● What is required: Reproduce the entries in full, with no changes.

** Opening Exercise input block **

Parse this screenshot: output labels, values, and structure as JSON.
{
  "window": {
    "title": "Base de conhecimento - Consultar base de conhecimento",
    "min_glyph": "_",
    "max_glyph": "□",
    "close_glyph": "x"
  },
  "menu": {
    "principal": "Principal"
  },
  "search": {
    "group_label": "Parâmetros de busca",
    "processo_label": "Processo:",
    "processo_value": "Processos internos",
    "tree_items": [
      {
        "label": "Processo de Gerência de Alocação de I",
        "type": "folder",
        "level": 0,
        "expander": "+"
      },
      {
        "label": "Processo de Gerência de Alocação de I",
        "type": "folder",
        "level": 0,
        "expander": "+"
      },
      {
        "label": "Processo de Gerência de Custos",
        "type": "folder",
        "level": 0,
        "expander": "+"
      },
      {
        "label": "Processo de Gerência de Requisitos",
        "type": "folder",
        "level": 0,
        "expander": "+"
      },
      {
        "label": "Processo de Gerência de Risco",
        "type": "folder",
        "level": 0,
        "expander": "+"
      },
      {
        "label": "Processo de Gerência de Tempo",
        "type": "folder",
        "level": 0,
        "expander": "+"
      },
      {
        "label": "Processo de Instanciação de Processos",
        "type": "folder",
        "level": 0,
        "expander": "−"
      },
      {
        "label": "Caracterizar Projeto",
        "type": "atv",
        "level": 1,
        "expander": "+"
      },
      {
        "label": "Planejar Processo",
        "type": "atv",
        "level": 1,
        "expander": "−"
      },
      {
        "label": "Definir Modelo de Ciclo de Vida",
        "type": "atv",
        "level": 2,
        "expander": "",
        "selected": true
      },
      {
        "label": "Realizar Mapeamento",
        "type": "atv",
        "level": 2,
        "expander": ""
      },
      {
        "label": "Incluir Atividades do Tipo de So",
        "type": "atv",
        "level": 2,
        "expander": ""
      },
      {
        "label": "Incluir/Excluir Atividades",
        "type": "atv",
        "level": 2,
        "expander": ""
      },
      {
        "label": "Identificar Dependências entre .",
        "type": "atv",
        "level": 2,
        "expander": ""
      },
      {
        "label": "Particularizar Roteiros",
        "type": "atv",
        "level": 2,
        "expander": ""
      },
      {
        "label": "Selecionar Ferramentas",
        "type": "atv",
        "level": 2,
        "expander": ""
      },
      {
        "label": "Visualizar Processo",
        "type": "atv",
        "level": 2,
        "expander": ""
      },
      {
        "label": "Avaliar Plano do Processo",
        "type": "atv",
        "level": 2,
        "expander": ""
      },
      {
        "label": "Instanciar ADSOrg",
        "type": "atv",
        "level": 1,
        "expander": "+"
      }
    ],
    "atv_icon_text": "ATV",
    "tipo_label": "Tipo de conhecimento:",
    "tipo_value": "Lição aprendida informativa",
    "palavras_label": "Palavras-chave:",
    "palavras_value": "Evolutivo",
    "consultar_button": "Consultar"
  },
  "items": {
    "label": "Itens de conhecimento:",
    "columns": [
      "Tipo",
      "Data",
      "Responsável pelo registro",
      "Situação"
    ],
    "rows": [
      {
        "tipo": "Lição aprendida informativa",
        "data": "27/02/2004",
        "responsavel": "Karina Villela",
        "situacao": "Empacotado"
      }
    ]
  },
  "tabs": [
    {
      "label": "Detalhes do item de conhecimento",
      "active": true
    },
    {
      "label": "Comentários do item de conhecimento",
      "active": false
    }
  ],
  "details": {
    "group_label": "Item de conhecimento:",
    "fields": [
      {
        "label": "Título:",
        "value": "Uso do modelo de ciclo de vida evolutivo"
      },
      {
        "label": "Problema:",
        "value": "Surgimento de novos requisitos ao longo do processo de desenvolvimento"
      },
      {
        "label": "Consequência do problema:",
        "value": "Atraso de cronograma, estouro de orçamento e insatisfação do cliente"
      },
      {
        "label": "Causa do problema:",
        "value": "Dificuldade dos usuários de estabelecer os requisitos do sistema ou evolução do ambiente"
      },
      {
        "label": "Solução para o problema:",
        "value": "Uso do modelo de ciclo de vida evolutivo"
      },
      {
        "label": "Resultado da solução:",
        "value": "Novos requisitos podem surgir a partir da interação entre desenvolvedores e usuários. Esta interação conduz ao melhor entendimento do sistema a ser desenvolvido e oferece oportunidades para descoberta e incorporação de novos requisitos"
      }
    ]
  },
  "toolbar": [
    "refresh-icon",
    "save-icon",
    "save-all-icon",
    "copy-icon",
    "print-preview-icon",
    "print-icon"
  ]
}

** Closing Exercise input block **

● Written answer:
Parse this screenshot: output labels, values, and structure as JSON.
{
  "window": {
    "title": "Base de conhecimento - Consultar base de conhecimento",
    "min_glyph": "_",
    "max_glyph": "□",
    "close_glyph": "x"
  },
  "menu": {
    "principal": "Principal"
  },
  "search": {
    "group_label": "Parâmetros de busca",
    "processo_label": "Processo:",
    "processo_value": "Processos internos",
    "tree_items": [
      {
        "label": "Processo de Gerência de Alocação de I",
        "type": "folder",
        "level": 0,
        "expander": "+"
      },
      {
        "label": "Processo de Gerência de Alocação de I",
        "type": "folder",
        "level": 0,
        "expander": "+"
      },
      {
        "label": "Processo de Gerência de Custos",
        "type": "folder",
        "level": 0,
        "expander": "+"
      },
      {
        "label": "Processo de Gerência de Requisitos",
        "type": "folder",
        "level": 0,
        "expander": "+"
      },
      {
        "label": "Processo de Gerência de Risco",
        "type": "folder",
        "level": 0,
        "expander": "+"
      },
      {
        "label": "Processo de Gerência de Tempo",
        "type": "folder",
        "level": 0,
        "expander": "+"
      },
      {
        "label": "Processo de Instanciação de Processos",
        "type": "folder",
        "level": 0,
        "expander": "−"
      },
      {
        "label": "Caracterizar Projeto",
        "type": "atv",
        "level": 1,
        "expander": "+"
      },
      {
        "label": "Planejar Processo",
        "type": "atv",
        "level": 1,
        "expander": "−"
      },
      {
        "label": "Definir Modelo de Ciclo de Vida",
        "type": "atv",
        "level": 2,
        "expander": "",
        "selected": true
      },
      {
        "label": "Realizar Mapeamento",
        "type": "atv",
        "level": 2,
        "expander": ""
      },
      {
        "label": "Incluir Atividades do Tipo de So",
        "type": "atv",
        "level": 2,
        "expander": ""
      },
      {
        "label": "Incluir/Excluir Atividades",
        "type": "atv",
        "level": 2,
        "expander": ""
      },
      {
        "label": "Identificar Dependências entre .",
        "type": "atv",
        "level": 2,
        "expander": ""
      },
      {
        "label": "Particularizar Roteiros",
        "type": "atv",
        "level": 2,
        "expander": ""
      },
      {
        "label": "Selecionar Ferramentas",
        "type": "atv",
        "level": 2,
        "expander": ""
      },
      {
        "label": "Visualizar Processo",
        "type": "atv",
        "level": 2,
        "expander": ""
      },
      {
        "label": "Avaliar Plano do Processo",
        "type": "atv",
        "level": 2,
        "expander": ""
      },
      {
        "label": "Instanciar ADSOrg",
        "type": "atv",
        "level": 1,
        "expander": "+"
      }
    ],
    "atv_icon_text": "ATV",
    "tipo_label": "Tipo de conhecimento:",
    "tipo_value": "Lição aprendida informativa",
    "palavras_label": "Palavras-chave:",
    "palavras_value": "Evolutivo",
    "consultar_button": "Consultar"
  },
  "items": {
    "label": "Itens de conhecimento:",
    "columns": [
      "Tipo",
      "Data",
      "Responsável pelo registro",
      "Situação"
    ],
    "rows": [
      {
        "tipo": "Lição aprendida informativa",
        "data": "27/02/2004",
        "responsavel": "Karina Villela",
        "situacao": "Empacotado"
      }
    ]
  },
  "tabs": [
    {
      "label": "Detalhes do item de conhecimento",
      "active": true
    },
    {
      "label": "Comentários do item de conhecimento",
      "active": false
    }
  ],
  "details": {
    "group_label": "Item de conhecimento:",
    "fields": [
      {
        "label": "Título:",
        "value": "Uso do modelo de ciclo de vida evolutivo"
      },
      {
        "label": "Problema:",
        "value": "Surgimento de novos requisitos ao longo do processo de desenvolvimento"
      },
      {
        "label": "Consequência do problema:",
        "value": "Atraso de cronograma, estouro de orçamento e insatisfação do cliente"
      },
      {
        "label": "Causa do problema:",
        "value": "Dificuldade dos usuários de estabelecer os requisitos do sistema ou evolução do ambiente"
      },
      {
        "label": "Solução para o problema:",
        "value": "Uso do modelo de ciclo de vida evolutivo"
      },
      {
        "label": "Resultado da solução:",
        "value": "Novos requisitos podem surgir a partir da interação entre desenvolvedores e usuários. Esta interação conduz ao melhor entendimento do sistema a ser desenvolvido e oferece oportunidades para descoberta e incorporação de novos requisitos"
      }
    ]
  },
  "toolbar": [
    "refresh-icon",
    "save-icon",
    "save-all-icon",
    "copy-icon",
    "print-preview-icon",
    "print-icon"
  ]
}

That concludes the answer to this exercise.